AIM OF THE TASK: The reply should be one number: how many lines of the data below contain "content".

*** Opening of SOURCE MATERIAL ***

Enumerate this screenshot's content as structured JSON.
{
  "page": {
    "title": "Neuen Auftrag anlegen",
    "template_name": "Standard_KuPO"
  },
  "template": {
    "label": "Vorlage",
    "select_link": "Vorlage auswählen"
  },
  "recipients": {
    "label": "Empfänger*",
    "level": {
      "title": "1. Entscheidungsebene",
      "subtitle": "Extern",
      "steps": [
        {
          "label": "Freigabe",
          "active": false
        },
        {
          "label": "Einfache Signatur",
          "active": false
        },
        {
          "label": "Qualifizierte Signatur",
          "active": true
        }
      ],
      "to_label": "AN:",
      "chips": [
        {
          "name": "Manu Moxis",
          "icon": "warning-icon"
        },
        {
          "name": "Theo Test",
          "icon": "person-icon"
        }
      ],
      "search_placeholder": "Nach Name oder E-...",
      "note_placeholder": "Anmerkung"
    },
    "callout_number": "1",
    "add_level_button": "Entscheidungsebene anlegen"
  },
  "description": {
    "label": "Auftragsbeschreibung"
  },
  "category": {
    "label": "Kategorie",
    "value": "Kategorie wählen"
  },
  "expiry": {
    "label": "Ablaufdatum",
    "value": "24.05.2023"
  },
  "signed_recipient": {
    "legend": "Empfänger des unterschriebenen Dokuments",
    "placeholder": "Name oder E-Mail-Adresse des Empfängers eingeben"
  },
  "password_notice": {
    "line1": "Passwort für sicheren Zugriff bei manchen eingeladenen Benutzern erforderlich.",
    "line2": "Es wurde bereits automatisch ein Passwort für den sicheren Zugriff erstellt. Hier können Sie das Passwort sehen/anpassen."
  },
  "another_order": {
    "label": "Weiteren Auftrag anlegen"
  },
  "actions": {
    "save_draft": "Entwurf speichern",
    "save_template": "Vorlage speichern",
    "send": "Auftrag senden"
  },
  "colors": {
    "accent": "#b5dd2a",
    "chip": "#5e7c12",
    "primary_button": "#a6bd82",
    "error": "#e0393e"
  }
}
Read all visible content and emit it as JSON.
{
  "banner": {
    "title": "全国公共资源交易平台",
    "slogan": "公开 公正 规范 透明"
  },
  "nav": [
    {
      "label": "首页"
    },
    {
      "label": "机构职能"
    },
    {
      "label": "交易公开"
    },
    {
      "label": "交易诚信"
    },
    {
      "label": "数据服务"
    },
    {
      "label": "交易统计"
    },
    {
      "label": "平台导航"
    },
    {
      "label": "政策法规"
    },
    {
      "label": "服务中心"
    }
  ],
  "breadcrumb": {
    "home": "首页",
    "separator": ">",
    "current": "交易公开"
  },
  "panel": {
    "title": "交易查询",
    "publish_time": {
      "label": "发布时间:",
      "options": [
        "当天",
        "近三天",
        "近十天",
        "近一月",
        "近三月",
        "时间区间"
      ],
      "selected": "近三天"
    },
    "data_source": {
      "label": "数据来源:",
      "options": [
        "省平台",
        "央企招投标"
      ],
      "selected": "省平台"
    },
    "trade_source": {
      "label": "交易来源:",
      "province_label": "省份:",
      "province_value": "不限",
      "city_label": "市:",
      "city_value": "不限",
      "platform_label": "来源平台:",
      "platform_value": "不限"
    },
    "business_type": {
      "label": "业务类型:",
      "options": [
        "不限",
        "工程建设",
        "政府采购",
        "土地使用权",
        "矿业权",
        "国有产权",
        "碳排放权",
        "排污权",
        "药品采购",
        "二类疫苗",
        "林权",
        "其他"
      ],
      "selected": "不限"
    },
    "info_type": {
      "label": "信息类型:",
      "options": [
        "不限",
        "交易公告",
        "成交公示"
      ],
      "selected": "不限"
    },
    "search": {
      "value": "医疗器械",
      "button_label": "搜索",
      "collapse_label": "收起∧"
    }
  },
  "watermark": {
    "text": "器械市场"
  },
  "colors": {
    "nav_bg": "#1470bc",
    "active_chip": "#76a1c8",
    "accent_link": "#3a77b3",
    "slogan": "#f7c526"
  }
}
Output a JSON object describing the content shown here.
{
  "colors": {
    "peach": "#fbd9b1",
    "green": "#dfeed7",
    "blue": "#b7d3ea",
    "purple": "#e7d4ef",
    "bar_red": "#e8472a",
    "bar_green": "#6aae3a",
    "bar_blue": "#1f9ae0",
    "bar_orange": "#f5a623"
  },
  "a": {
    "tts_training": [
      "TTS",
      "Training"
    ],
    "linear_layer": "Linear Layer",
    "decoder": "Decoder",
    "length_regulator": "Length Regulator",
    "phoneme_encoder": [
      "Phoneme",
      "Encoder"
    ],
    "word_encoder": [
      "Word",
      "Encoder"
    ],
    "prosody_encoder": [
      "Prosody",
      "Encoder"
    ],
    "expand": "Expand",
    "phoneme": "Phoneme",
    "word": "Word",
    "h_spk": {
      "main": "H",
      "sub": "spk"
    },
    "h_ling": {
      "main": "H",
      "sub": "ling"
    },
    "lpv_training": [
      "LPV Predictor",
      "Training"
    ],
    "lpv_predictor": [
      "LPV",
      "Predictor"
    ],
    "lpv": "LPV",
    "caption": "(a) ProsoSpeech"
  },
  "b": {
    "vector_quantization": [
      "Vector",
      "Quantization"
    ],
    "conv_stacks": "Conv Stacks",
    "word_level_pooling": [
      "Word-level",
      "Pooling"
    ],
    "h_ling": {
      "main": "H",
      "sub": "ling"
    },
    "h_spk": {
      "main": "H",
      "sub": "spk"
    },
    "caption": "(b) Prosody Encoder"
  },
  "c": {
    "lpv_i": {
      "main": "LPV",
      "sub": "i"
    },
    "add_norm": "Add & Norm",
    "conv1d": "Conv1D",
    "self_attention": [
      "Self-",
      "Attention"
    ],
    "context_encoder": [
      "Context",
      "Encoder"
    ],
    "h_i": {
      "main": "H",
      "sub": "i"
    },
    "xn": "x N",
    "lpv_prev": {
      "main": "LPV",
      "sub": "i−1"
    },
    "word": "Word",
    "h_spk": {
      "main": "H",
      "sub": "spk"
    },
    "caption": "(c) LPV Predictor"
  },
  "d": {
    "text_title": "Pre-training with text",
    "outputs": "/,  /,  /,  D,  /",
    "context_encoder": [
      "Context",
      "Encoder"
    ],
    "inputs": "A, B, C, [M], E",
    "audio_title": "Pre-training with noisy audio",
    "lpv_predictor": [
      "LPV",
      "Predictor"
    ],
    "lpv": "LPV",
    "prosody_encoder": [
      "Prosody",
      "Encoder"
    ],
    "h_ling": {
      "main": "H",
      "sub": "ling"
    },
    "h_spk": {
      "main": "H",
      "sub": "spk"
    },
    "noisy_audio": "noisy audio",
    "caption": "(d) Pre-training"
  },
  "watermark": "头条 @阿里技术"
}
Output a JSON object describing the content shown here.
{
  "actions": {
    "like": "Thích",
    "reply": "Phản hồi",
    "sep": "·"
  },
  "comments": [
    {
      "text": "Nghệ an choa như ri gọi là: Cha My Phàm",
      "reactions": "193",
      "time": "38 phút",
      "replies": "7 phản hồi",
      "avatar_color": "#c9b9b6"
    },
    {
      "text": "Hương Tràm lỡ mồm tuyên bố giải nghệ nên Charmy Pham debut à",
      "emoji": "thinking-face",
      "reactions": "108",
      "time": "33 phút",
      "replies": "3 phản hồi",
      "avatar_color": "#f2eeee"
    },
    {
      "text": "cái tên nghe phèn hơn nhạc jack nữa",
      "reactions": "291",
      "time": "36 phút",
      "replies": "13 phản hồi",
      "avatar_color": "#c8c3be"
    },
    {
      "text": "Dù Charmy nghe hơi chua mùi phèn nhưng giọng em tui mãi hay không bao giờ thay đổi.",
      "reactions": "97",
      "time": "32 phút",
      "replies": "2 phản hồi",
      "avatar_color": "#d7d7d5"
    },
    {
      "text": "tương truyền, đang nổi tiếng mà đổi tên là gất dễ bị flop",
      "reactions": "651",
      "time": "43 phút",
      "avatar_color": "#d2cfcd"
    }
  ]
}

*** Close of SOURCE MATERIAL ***

FINAL ANSWER: 4